My homework was my job, my father always told me. While he worked for the family’s well-being, it was a privilege, he said, for me to be blessed with a good set of words to learn, picked by teachers of rare quality. I understood. He was right, but I still resented memorizing such an arduous list of words—words that I might never use anyway. My homework consisted of looking the words up in a dictionary, and writing five complete sentences for each of the twenty words assigned that week. My father would always make a point of seeing my completed homework each night, but he never really studied it. A simple flash of marked paper would do and occasionally he would remind me, upon seeing my completed homework, that incomplete assignments resulted in one of his signature spankings. However, in the face of such a monotonous task as learning vocabulary, I began to learn some shortcuts. Without anyone to read my assignments, I could get away with half, and sometimes almost incomprehensible, sentences. On weeks that I particularly wanted to shirk my work, I would even write gibberish and squigglies in place of words, knowing that a few missing points here and there wouldn’t have any real effect on my grades. One day, returning from rough-housing in my neighbor’s yard, I found my slapdash homework in a pile on the living room table, where I accidentally left it, with my father reading a book on the far couch.
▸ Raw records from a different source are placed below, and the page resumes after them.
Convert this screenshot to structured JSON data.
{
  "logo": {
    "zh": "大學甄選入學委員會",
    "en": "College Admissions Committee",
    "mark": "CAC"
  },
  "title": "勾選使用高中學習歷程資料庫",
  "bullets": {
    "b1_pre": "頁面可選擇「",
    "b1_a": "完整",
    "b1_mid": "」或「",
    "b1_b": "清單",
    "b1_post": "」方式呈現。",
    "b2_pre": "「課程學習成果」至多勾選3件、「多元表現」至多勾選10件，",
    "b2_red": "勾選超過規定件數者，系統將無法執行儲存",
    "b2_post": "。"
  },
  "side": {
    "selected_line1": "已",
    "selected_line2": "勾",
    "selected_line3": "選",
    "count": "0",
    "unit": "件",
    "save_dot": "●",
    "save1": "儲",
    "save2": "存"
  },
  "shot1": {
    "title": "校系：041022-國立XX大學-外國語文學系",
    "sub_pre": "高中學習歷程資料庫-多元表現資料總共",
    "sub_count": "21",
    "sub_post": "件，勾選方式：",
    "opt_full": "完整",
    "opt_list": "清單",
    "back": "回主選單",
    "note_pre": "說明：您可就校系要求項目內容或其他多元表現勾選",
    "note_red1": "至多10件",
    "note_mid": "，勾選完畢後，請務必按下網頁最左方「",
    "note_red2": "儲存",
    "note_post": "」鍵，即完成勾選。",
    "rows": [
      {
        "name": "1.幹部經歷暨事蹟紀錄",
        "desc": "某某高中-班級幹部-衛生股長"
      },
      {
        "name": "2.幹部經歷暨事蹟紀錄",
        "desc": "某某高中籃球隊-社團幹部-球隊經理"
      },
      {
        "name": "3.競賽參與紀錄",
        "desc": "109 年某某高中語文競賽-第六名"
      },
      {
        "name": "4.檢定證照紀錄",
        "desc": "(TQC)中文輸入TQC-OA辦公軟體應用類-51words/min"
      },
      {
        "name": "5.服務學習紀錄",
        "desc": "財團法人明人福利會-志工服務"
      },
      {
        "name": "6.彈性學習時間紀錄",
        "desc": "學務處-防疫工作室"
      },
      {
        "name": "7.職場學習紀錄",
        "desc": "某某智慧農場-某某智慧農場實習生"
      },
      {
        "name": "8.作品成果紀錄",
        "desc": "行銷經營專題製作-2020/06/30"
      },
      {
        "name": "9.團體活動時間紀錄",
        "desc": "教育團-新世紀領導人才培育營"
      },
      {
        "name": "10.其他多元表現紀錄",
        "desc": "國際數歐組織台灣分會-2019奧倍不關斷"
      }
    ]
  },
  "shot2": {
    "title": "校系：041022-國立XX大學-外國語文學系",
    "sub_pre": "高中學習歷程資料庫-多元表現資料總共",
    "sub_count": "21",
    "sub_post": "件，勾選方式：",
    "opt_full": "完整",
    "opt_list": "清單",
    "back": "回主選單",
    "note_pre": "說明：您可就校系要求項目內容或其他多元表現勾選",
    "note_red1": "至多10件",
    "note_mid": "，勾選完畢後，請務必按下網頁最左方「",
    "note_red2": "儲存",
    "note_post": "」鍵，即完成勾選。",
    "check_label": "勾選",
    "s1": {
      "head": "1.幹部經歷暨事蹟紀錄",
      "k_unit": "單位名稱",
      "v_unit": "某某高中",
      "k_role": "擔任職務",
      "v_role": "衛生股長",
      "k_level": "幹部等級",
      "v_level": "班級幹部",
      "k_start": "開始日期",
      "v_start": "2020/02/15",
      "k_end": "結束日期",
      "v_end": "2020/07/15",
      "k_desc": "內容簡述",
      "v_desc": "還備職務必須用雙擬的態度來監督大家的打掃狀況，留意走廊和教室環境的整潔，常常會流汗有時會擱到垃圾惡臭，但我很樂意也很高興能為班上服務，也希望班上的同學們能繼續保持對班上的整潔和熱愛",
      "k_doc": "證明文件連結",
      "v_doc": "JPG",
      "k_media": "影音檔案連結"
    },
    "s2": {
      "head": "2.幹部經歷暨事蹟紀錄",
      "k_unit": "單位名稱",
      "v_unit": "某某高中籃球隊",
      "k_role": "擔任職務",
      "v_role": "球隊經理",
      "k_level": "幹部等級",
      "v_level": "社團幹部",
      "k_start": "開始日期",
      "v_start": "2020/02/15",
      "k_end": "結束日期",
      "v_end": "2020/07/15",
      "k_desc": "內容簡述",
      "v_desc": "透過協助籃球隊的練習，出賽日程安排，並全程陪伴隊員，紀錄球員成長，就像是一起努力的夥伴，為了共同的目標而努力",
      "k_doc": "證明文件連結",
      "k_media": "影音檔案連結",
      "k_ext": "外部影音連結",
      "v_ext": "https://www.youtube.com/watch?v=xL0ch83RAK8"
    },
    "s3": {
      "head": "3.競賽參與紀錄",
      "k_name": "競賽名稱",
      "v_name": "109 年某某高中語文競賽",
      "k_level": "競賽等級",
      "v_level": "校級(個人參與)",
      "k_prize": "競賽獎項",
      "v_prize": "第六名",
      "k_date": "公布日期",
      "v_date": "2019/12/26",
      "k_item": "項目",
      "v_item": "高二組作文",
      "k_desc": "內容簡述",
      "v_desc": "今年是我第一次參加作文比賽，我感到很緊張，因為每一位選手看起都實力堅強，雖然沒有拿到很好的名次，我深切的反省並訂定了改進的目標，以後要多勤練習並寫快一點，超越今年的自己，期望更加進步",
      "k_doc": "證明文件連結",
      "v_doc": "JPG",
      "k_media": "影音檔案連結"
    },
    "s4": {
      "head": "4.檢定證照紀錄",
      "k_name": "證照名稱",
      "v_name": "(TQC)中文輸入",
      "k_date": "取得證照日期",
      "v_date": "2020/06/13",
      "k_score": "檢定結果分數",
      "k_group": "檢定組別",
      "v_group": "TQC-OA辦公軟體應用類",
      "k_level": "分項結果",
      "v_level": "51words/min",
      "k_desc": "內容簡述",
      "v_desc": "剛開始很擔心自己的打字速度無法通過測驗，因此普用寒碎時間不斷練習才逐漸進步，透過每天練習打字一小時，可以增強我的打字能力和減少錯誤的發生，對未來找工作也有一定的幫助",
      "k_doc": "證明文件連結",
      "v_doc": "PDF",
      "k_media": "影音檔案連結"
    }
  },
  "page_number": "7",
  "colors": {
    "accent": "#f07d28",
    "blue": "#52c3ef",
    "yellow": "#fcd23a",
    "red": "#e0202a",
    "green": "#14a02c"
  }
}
Carefully, I flashed my homework to him and stuffed it into my schoolbag.
“Finished already?” my dad asked without looking up from his book.
“Yes, sir,” I replied walking toward my room. At the doorframe, I saw he had taken off his glasses and fixed his eyes on me without any trace of tension in his face.
“If you’re not going to do something well, why would you bother doing it at all?” he said, returning to his book. I didn’t move or speak.
Homework was my job, my father told me.
I push back the waist-tall gate guarding the shade-granting hedge’s center, kneeling in inspection. I had never seen the door before and a curiosity took grip of me, while infecting my mind with a brand of unfairness. After all, such an unspied gate nested itself on my property! In the heart of the overgrown garden’s tallest hedge no doubt. My insistence on dispelling the mystery of such a hedge-tunnel’s destination grabbed hold of my wrist, pulling me with an impatient jerk through the black, yet porous burrow.